Anyone with multi-hyphenate career aspirations (so 99 percent of NYC’s millennial population) will enjoy this take on the life and times of designer/critic/host/cabaret performer/documentary film subject Mizrahi—the museum’s first effort focused on the cultural impact of an American fashion designer.
Our chances of getting invited to the Met Ball? Slim. Our chances of showing up on another day sans over-the-top getups? Highly likely. With 100-plus garments, the Costume Institute’s spring exhibit will examine the impact of technology and mass production on the fashion industry, proving that, yes, there’s a big difference between how your grandmother’s favorite skirt was made and how the one you just bought from Zara was.
Peruse the tongue-in-cheek pieces that have earned collaborators Job Smeets and Nynke Tynagel enfants terribles reps in the art world. Works, which include furniture, light fixtures and bronze casts, are inspired by their European travels and were crafted in their Antwerp atelier, Studio Job.
See a range of artistic responses to the AIDS epidemic at this searing exhibit, which features works from 1980 to present day from contributors including HIV-positive visual artist Kia Labeija and sculptor Charles LeDray.

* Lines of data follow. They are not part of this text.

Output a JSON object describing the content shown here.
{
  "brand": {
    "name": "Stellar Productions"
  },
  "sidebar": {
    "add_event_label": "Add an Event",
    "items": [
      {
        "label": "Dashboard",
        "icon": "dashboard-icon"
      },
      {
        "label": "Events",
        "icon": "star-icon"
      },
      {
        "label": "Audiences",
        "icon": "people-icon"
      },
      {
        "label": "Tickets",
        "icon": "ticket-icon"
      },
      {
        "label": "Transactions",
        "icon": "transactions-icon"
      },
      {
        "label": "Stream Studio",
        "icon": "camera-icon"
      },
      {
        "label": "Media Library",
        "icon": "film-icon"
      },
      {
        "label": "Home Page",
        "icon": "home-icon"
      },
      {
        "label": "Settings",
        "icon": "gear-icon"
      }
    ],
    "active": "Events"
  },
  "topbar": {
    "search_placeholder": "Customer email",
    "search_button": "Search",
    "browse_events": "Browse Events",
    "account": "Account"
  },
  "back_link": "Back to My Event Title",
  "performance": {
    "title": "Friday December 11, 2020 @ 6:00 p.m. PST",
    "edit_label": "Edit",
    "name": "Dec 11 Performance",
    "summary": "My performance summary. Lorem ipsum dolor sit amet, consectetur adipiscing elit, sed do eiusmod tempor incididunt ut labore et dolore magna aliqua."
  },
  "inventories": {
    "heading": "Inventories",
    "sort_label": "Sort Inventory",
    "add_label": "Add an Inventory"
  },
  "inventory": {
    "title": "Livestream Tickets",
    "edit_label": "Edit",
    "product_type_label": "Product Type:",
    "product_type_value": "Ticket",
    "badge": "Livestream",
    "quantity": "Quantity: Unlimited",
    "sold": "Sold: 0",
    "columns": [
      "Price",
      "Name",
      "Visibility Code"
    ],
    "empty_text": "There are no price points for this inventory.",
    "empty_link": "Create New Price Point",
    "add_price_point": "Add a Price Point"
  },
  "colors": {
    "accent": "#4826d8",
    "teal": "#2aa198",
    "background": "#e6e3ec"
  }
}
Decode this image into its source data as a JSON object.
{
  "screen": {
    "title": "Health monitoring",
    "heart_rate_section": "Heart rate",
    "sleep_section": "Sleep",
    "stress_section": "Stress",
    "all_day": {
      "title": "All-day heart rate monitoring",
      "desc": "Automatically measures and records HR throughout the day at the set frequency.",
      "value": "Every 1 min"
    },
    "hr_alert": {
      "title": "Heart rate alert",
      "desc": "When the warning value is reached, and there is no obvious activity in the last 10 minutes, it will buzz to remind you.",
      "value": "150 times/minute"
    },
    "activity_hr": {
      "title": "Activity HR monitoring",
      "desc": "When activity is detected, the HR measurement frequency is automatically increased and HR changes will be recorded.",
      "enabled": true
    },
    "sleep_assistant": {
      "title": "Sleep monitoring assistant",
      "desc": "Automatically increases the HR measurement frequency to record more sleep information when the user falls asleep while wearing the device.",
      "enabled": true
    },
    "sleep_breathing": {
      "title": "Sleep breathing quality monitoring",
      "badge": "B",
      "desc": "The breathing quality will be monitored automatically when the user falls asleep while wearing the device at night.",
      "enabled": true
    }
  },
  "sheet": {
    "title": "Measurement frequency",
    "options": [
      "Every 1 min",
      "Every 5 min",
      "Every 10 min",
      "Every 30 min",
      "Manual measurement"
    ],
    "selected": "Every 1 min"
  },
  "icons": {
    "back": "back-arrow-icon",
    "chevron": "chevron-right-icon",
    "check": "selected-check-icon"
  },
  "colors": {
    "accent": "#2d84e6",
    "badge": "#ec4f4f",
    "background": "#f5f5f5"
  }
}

We really don’t need to say anything more aside from the fact that this exhibit includes a cache of instamatic photos of a bleach-blond Grace Jones. But we will anyway: Throughout his career, fashion illustrator Antonio Lopez sketched for Vogue and Harper’s Bazaar, and works being featured include pieces from his private estate.